— THE TASK —
Text in the records must be reproduced exactly, and pictures must be skipped.

Start of RECORD SET

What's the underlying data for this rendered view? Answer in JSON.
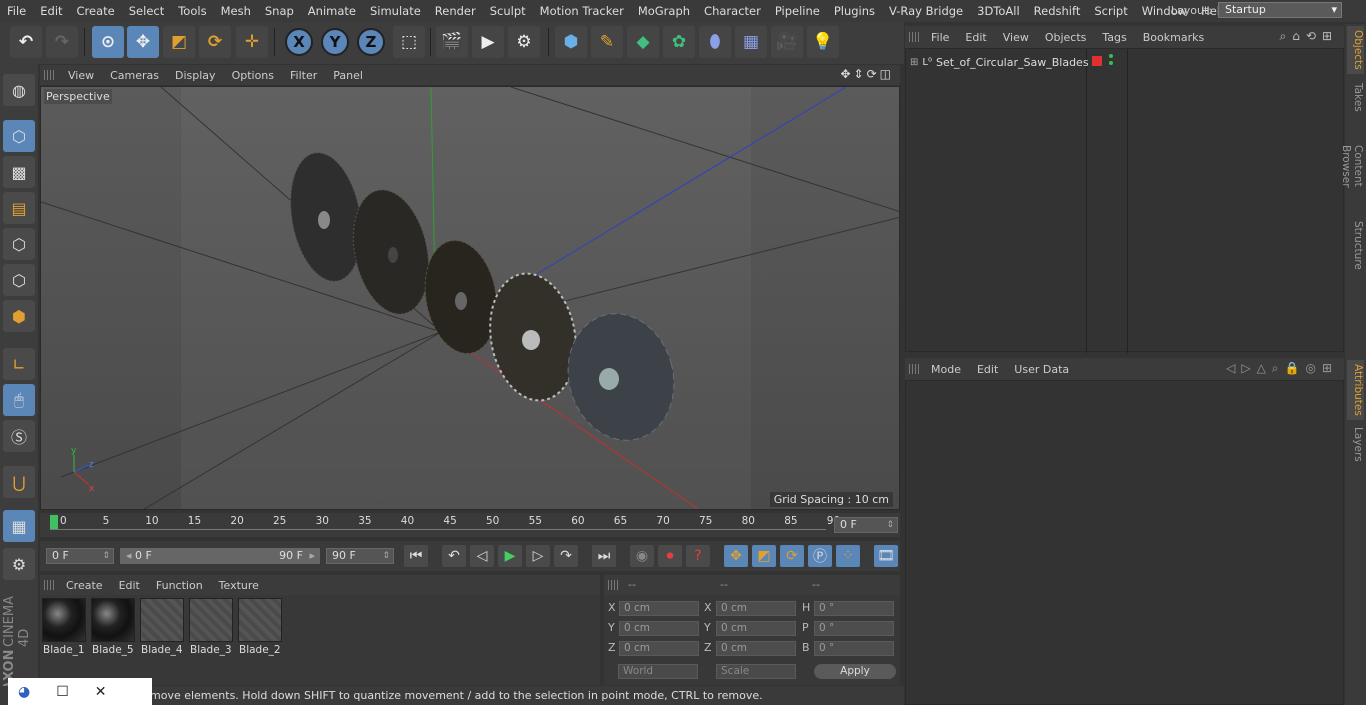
{
  "menubar": {
    "items": [
      "File",
      "Edit",
      "Create",
      "Select",
      "Tools",
      "Mesh",
      "Snap",
      "Animate",
      "Simulate",
      "Render",
      "Sculpt",
      "Motion Tracker",
      "MoGraph",
      "Character",
      "Pipeline",
      "Plugins",
      "V-Ray Bridge",
      "3DToAll",
      "Redshift",
      "Script",
      "Window",
      "Help"
    ],
    "layout_label": "Layout:",
    "layout_value": "Startup"
  },
  "toolbar": {
    "axis_x": "X",
    "axis_y": "Y",
    "axis_z": "Z"
  },
  "viewport": {
    "menu": [
      "View",
      "Cameras",
      "Display",
      "Options",
      "Filter",
      "Panel"
    ],
    "label": "Perspective",
    "grid_spacing": "Grid Spacing : 10 cm",
    "axis_x": "x",
    "axis_y": "y",
    "axis_z": "z"
  },
  "timeline": {
    "ticks": [
      "0",
      "5",
      "10",
      "15",
      "20",
      "25",
      "30",
      "35",
      "40",
      "45",
      "50",
      "55",
      "60",
      "65",
      "70",
      "75",
      "80",
      "85",
      "90"
    ],
    "current_frame": "0 F"
  },
  "transport": {
    "start": "0 F",
    "range_start": "0 F",
    "range_end": "90 F",
    "end": "90 F"
  },
  "materials": {
    "menu": [
      "Create",
      "Edit",
      "Function",
      "Texture"
    ],
    "items": [
      {
        "name": "Blade_1",
        "type": "ball"
      },
      {
        "name": "Blade_5",
        "type": "ball"
      },
      {
        "name": "Blade_4",
        "type": "empty"
      },
      {
        "name": "Blade_3",
        "type": "empty"
      },
      {
        "name": "Blade_2",
        "type": "empty"
      }
    ]
  },
  "coords": {
    "headers": [
      "--",
      "--",
      "--"
    ],
    "rows": [
      {
        "a": "X",
        "av": "0 cm",
        "b": "X",
        "bv": "0 cm",
        "c": "H",
        "cv": "0 °"
      },
      {
        "a": "Y",
        "av": "0 cm",
        "b": "Y",
        "bv": "0 cm",
        "c": "P",
        "cv": "0 °"
      },
      {
        "a": "Z",
        "av": "0 cm",
        "b": "Z",
        "bv": "0 cm",
        "c": "B",
        "cv": "0 °"
      }
    ],
    "space": "World",
    "mode": "Scale",
    "apply": "Apply"
  },
  "status": "move elements. Hold down SHIFT to quantize movement / add to the selection in point mode, CTRL to remove.",
  "objects": {
    "menu": [
      "File",
      "Edit",
      "View",
      "Objects",
      "Tags",
      "Bookmarks"
    ],
    "item": "Set_of_Circular_Saw_Blades"
  },
  "attributes": {
    "menu": [
      "Mode",
      "Edit",
      "User Data"
    ]
  },
  "sidetabs": [
    "Objects",
    "Takes",
    "Content Browser",
    "Structure",
    "Attributes",
    "Layers"
  ],
  "brand": {
    "maxon": "MAXON",
    "c4d": "CINEMA 4D"
  },
  "colors": {
    "accent": "#5a86b8",
    "tab_active": "#e0a030",
    "object_red": "#e03030",
    "object_green": "#30c050"
  }
}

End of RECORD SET

— OUTPUT FOR THIS EXERCISE —
What's the underlying data for this rendered view? Answer in JSON.
{
  "menubar": {
    "items": [
      "File",
      "Edit",
      "Create",
      "Select",
      "Tools",
      "Mesh",
      "Snap",
      "Animate",
      "Simulate",
      "Render",
      "Sculpt",
      "Motion Tracker",
      "MoGraph",
      "Character",
      "Pipeline",
      "Plugins",
      "V-Ray Bridge",
      "3DToAll",
      "Redshift",
      "Script",
      "Window",
      "Help"
    ],
    "layout_label": "Layout:",
    "layout_value": "Startup"
  },
  "toolbar": {
    "axis_x": "X",
    "axis_y": "Y",
    "axis_z": "Z"
  },
  "viewport": {
    "menu": [
      "View",
      "Cameras",
      "Display",
      "Options",
      "Filter",
      "Panel"
    ],
    "label": "Perspective",
    "grid_spacing": "Grid Spacing : 10 cm",
    "axis_x": "x",
    "axis_y": "y",
    "axis_z": "z"
  },
  "timeline": {
    "ticks": [
      "0",
      "5",
      "10",
      "15",
      "20",
      "25",
      "30",
      "35",
      "40",
      "45",
      "50",
      "55",
      "60",
      "65",
      "70",
      "75",
      "80",
      "85",
      "90"
    ],
    "current_frame": "0 F"
  },
  "transport": {
    "start": "0 F",
    "range_start": "0 F",
    "range_end": "90 F",
    "end": "90 F"
  },
  "materials": {
    "menu": [
      "Create",
      "Edit",
      "Function",
      "Texture"
    ],
    "items": [
      {
        "name": "Blade_1",
        "type": "ball"
      },
      {
        "name": "Blade_5",
        "type": "ball"
      },
      {
        "name": "Blade_4",
        "type": "empty"
      },
      {
        "name": "Blade_3",
        "type": "empty"
      },
      {
        "name": "Blade_2",
        "type": "empty"
      }
    ]
  },
  "coords": {
    "headers": [
      "--",
      "--",
      "--"
    ],
    "rows": [
      {
        "a": "X",
        "av": "0 cm",
        "b": "X",
        "bv": "0 cm",
        "c": "H",
        "cv": "0 °"
      },
      {
        "a": "Y",
        "av": "0 cm",
        "b": "Y",
        "bv": "0 cm",
        "c": "P",
        "cv": "0 °"
      },
      {
        "a": "Z",
        "av": "0 cm",
        "b": "Z",
        "bv": "0 cm",
        "c": "B",
        "cv": "0 °"
      }
    ],
    "space": "World",
    "mode": "Scale",
    "apply": "Apply"
  },
  "status": "move elements. Hold down SHIFT to quantize movement / add to the selection in point mode, CTRL to remove.",
  "objects": {
    "menu": [
      "File",
      "Edit",
      "View",
      "Objects",
      "Tags",
      "Bookmarks"
    ],
    "item": "Set_of_Circular_Saw_Blades"
  },
  "attributes": {
    "menu": [
      "Mode",
      "Edit",
      "User Data"
    ]
  },
  "sidetabs": [
    "Objects",
    "Takes",
    "Content Browser",
    "Structure",
    "Attributes",
    "Layers"
  ],
  "brand": {
    "maxon": "MAXON",
    "c4d": "CINEMA 4D"
  },
  "colors": {
    "accent": "#5a86b8",
    "tab_active": "#e0a030",
    "object_red": "#e03030",
    "object_green": "#30c050"
  }
}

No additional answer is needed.